● Instructions to follow
Reproduce the listing in its entirety. Do not reproduce the pictures.

● Dataset excerpts
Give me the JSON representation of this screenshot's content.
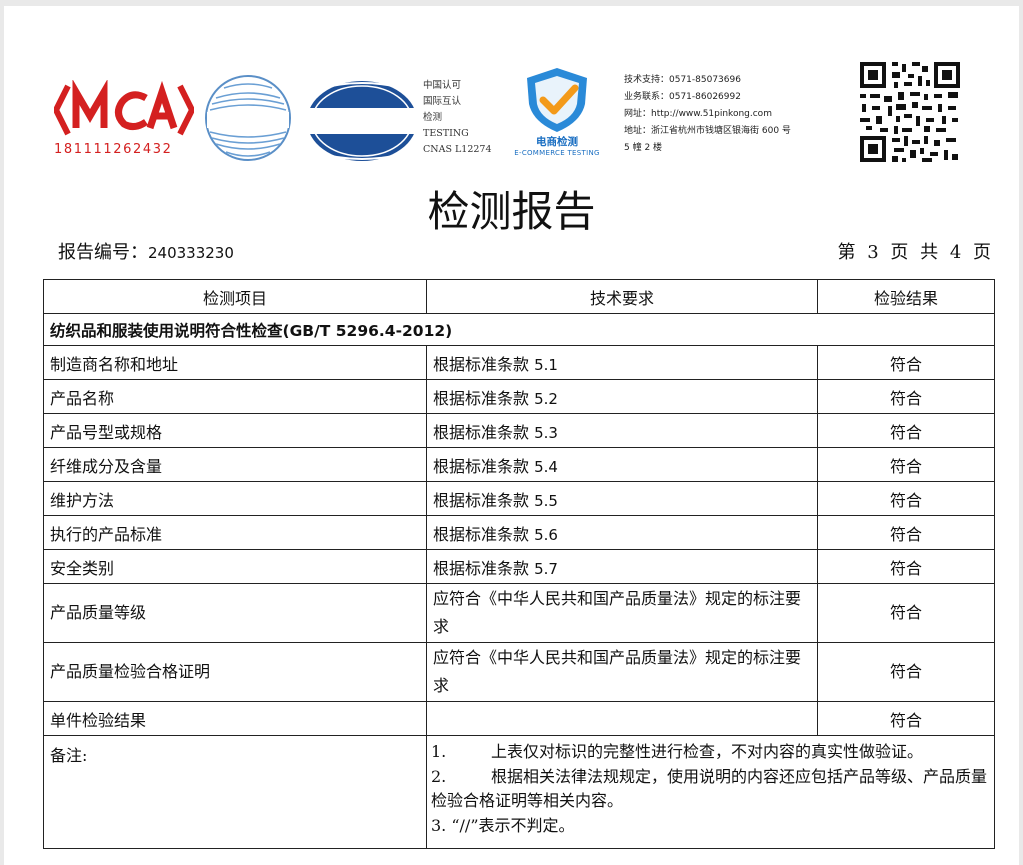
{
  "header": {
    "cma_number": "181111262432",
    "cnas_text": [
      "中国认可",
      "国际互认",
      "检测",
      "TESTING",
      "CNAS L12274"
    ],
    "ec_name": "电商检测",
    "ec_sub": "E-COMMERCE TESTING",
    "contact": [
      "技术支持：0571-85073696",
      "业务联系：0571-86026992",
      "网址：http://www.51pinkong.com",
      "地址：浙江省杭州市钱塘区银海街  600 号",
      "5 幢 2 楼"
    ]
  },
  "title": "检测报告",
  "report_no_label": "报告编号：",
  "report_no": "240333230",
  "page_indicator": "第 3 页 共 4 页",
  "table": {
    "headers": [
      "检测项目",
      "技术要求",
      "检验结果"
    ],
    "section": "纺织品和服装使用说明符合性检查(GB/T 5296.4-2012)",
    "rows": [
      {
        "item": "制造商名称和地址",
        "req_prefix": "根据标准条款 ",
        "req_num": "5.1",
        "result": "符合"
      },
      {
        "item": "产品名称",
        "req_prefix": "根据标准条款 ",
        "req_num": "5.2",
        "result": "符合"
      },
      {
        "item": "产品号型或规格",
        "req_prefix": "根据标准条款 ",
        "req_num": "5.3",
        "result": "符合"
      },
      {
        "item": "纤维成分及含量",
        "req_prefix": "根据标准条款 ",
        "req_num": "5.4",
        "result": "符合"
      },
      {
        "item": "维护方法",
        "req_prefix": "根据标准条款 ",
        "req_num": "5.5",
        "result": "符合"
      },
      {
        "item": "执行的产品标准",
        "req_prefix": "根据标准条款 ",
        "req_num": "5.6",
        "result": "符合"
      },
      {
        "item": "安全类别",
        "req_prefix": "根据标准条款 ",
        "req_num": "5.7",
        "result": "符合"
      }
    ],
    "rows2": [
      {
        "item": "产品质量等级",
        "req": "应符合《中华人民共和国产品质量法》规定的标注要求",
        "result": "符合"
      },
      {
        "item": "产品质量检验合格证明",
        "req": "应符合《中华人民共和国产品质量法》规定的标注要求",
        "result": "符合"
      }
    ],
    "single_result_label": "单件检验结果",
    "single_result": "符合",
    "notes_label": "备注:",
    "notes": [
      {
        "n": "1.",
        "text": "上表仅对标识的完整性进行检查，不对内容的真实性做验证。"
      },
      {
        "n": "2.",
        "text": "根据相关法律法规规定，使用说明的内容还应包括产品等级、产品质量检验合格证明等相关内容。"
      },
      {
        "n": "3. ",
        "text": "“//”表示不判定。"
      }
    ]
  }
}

● Your response
Give me the JSON representation of this screenshot's content.
{
  "header": {
    "cma_number": "181111262432",
    "cnas_text": [
      "中国认可",
      "国际互认",
      "检测",
      "TESTING",
      "CNAS L12274"
    ],
    "ec_name": "电商检测",
    "ec_sub": "E-COMMERCE TESTING",
    "contact": [
      "技术支持：0571-85073696",
      "业务联系：0571-86026992",
      "网址：http://www.51pinkong.com",
      "地址：浙江省杭州市钱塘区银海街  600 号",
      "5 幢 2 楼"
    ]
  },
  "title": "检测报告",
  "report_no_label": "报告编号：",
  "report_no": "240333230",
  "page_indicator": "第 3 页 共 4 页",
  "table": {
    "headers": [
      "检测项目",
      "技术要求",
      "检验结果"
    ],
    "section": "纺织品和服装使用说明符合性检查(GB/T 5296.4-2012)",
    "rows": [
      {
        "item": "制造商名称和地址",
        "req_prefix": "根据标准条款 ",
        "req_num": "5.1",
        "result": "符合"
      },
      {
        "item": "产品名称",
        "req_prefix": "根据标准条款 ",
        "req_num": "5.2",
        "result": "符合"
      },
      {
        "item": "产品号型或规格",
        "req_prefix": "根据标准条款 ",
        "req_num": "5.3",
        "result": "符合"
      },
      {
        "item": "纤维成分及含量",
        "req_prefix": "根据标准条款 ",
        "req_num": "5.4",
        "result": "符合"
      },
      {
        "item": "维护方法",
        "req_prefix": "根据标准条款 ",
        "req_num": "5.5",
        "result": "符合"
      },
      {
        "item": "执行的产品标准",
        "req_prefix": "根据标准条款 ",
        "req_num": "5.6",
        "result": "符合"
      },
      {
        "item": "安全类别",
        "req_prefix": "根据标准条款 ",
        "req_num": "5.7",
        "result": "符合"
      }
    ],
    "rows2": [
      {
        "item": "产品质量等级",
        "req": "应符合《中华人民共和国产品质量法》规定的标注要求",
        "result": "符合"
      },
      {
        "item": "产品质量检验合格证明",
        "req": "应符合《中华人民共和国产品质量法》规定的标注要求",
        "result": "符合"
      }
    ],
    "single_result_label": "单件检验结果",
    "single_result": "符合",
    "notes_label": "备注:",
    "notes": [
      {
        "n": "1.",
        "text": "上表仅对标识的完整性进行检查，不对内容的真实性做验证。"
      },
      {
        "n": "2.",
        "text": "根据相关法律法规规定，使用说明的内容还应包括产品等级、产品质量检验合格证明等相关内容。"
      },
      {
        "n": "3. ",
        "text": "“//”表示不判定。"
      }
    ]
  }
}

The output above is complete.